Calling Occupants of Interplanetary Craft
|"Calling Occupants of Interplanetary Craft"|
|Single by Klaatu|
|from the album 3:47 EST|
|Genre||Progressive rock, space rock, psychedelic rock|
|Length||3:23 (single edit)
7:14 (album version)
|Writer(s)||Terry Draper, John Woloschuk|
|"Calling Occupants of Interplanetary Craft"|
|Single by The Carpenters|
|from the album Passage|
|B-side||"Can't Smile Without You"|
|Released||September, 1977 (Debuted on the Cash Box singles chart on September 24)|
|Genre||Pop rock, soft rock|
|Length||7:06 (album version)
3:59 (single edit)
|The Carpenters singles chronology|
"Calling Occupants of Interplanetary Craft (The Recognized Anthem of World Contact Day)" is a song by Klaatu, originally released in 1976 on their first album 3:47 EST. The song would open night transmission of pirate radio station Radio Caroline. The year following its release, The Carpenters covered the song, using a crew of 160 musicians. Both versions of the single had the entire name of the song on the label (the picture sleeve of the Carpenters' single had the subtitle in small print); reissued singles of the Klaatu version had the title shortened to "Calling Occupants".
John Woloschuk, a member of Klaatu and one of the song's composers, has said:
- The idea for this track was suggested by an actual event that is described in The Flying Saucer Reader, a book by Jay David published in 1967. In March 1953 an organization known as the "International Flying Saucer Bureau" sent a bulletin to all its members urging them to participate in an experiment termed "World Contact Day" whereby, at a predetermined date and time, they would attempt to collectively send out a telepathic message to visitors from outer space.

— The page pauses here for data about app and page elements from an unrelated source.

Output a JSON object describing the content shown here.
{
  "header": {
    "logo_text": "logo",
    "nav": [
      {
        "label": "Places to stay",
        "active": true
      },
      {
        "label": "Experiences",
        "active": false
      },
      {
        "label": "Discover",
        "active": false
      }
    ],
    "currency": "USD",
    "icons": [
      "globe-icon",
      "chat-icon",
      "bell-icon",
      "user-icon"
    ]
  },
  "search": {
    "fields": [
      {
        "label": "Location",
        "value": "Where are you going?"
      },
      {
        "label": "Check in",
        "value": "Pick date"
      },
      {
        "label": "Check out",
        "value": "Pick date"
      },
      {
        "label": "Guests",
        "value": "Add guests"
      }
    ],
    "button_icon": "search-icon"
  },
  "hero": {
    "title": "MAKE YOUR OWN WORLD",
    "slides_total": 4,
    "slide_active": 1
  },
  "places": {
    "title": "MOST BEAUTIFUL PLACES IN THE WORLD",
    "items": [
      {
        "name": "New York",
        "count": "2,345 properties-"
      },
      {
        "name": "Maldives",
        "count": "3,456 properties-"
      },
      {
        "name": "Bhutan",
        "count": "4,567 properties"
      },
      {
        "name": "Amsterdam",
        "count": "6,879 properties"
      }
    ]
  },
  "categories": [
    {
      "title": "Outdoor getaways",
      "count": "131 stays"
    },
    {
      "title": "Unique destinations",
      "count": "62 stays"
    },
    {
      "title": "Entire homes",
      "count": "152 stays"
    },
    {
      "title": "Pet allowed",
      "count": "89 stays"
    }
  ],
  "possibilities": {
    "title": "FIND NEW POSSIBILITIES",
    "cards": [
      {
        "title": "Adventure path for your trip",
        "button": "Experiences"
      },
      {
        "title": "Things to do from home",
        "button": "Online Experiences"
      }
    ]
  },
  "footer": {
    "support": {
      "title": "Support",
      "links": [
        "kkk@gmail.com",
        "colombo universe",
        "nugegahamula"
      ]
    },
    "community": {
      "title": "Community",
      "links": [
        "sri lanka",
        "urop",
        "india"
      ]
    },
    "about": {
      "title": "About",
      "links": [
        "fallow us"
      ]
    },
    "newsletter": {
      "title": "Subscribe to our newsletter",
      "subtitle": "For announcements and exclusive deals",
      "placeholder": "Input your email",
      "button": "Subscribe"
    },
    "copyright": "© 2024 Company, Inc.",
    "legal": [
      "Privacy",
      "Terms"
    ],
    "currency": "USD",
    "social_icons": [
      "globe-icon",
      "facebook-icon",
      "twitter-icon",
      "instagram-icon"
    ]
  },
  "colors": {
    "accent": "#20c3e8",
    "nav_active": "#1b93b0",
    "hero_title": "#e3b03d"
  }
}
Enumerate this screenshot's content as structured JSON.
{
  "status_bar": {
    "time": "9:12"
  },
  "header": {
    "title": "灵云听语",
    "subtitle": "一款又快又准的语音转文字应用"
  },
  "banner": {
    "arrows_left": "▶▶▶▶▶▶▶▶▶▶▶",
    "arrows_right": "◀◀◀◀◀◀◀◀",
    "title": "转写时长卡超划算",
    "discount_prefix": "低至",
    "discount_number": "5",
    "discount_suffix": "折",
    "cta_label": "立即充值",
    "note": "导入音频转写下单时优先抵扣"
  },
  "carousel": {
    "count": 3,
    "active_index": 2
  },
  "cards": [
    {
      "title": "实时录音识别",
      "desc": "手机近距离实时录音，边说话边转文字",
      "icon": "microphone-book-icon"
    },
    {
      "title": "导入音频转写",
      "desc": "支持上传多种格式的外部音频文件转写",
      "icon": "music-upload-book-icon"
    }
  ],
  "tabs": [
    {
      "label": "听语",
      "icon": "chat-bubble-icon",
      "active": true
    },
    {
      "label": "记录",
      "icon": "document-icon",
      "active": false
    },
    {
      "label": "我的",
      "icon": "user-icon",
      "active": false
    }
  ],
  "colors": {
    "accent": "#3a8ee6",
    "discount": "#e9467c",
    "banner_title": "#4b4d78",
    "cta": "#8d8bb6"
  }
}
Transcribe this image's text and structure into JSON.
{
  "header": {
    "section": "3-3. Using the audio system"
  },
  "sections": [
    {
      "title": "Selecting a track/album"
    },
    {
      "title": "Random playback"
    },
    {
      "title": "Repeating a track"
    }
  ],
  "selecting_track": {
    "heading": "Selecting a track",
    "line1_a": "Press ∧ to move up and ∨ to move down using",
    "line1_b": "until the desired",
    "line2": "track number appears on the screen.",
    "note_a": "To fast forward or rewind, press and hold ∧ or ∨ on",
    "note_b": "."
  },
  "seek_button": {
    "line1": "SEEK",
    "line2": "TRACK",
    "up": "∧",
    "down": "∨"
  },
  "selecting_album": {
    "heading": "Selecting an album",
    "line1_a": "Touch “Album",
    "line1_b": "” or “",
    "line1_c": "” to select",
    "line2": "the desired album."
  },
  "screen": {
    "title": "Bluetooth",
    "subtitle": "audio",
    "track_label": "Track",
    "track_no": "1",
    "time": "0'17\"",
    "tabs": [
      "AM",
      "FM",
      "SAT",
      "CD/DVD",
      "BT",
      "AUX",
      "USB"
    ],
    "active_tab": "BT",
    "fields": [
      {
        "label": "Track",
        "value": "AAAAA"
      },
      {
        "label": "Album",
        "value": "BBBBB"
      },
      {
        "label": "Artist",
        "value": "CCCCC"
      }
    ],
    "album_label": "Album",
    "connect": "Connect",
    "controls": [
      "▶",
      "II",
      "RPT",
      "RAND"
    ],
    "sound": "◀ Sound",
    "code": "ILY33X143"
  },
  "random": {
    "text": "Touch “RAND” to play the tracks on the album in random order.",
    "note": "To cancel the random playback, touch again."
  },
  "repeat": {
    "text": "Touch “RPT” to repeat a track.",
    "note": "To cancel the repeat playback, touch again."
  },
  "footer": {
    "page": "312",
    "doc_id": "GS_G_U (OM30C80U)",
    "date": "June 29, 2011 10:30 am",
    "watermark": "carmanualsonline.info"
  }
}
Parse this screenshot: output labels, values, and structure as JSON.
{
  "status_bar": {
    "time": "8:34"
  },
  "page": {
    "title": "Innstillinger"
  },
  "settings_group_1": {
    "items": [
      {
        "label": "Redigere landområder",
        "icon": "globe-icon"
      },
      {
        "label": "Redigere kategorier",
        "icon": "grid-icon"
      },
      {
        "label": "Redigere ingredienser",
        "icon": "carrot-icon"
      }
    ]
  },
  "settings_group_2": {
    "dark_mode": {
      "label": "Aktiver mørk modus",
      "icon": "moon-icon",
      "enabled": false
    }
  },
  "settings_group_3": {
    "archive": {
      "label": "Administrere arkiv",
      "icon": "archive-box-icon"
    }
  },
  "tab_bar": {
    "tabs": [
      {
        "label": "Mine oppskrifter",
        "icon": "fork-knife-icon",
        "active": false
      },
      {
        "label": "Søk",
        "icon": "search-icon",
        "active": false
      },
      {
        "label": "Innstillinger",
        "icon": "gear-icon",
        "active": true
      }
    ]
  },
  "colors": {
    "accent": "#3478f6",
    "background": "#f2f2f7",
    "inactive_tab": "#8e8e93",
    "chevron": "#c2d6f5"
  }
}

The message began with the words..."Calling occupants of interplanetary craft!"
|U.S. Billboard Hot 100||62|
|Canada RPM 100 Singles||45|
The Carpenters version
The Carpenters' version from their Passage album charted worldwide and appeared on several of their hits compilations. The success of their version led to the duo receiving many letters from people asking when World Contact Day would be held. Ironically, the release of the song predated that of a Steven Spielberg film with a similar theme, Close Encounters of the Third Kind, issued to theatres the following November. A portion of the song can be heard in the 2013 film The Wolverine.
The song ultimately led to a successful Carpenters television special, The Carpenters...Space Encounters.
While Klaatu's original opens with various sounds of living species, the Carpenters' version opens with a radio DJ (the late Tony Peluso) on a request show. The DJ identifies a phone caller as "Mike Ledgerwood". When the DJ asks Mike for his song request, an alien-sounding voice responds. The DJ is voiced by longstanding Carpenters' guitarist Tony Peluso, who can be seen in that role at the start of the video for this track.
The Carpenters' arrangement of the song was later copied on a sound-alike cover released on the 1977 album Top of the Pops, Volume 62.
|U.S. Billboard Hot 100||32|
|U.S. Cash Box Top 100||23|
|U.S. Billboard Adult Contemporary||18|
|Canadian Singles Chart||9|
|UK Singles Chart||9|
|Irish Singles Chart||1|
"Yes Sir, I Can Boogie" by Baccara
|Irish Singles Chart number-one single
November 12, 1977 – November 19, 1977
"Belfast" by Boney M.
The Carpenters had two music videos for "Calling Occupants of Interplanetary Craft":
- Starparade – German TV, 1977; available on their DVD Gold: Greatest Hits
- Space Encounters – Carpenters' TV special, 1978; available on their DVD Interpretations
- Karen Carpenter - lead and backing vocals
- Richard Carpenter - lead and backing vocals, keyboards
- Joe Osborn - bass guitar
- Tony Peluso - guitar, DJ
- Ron Tutt - drums
- Earle Dumler - oboe
- Gregg Smith Singers - backing vocals
- Peter Knight - orchestral arrangement
Other cover versions
The song was also covered by the children of the The Langley Schools Music Project. Another version can be found on the Carpenters tribute album If I Were a Carpenter performed by the band Babes in Toyland.
The group Lard recreates the chorus with a somewhat similar vocal, but completely different lyrics, in the song "Pineapple Face" from the album The Last Temptation of Reid. "Pineapple Face" is a reference to Manuel Noriega and the song presents the lyrics as the thoughts and words of Noriega while taking refuge in the Vatican embassy after the U.S. military surrounded it during Operation Nifty Package.
A happy hardcore version was released in 1999 by The Space Cadet under the title "1st Contact".
- Woloschuk, John. "Klaatu Track Facts" (quote used by permission). The Official Klaatu Homepage. Retrieved 2007-04-18.
- "Carpenters official web site:". Passage album notes. Retrieved 2007-10-14.
- Adams, Gregory (September 7, 2012). "Flowers Of Hell Reveal Odes Details". Exclaim!. Retrieved September 9, 2012.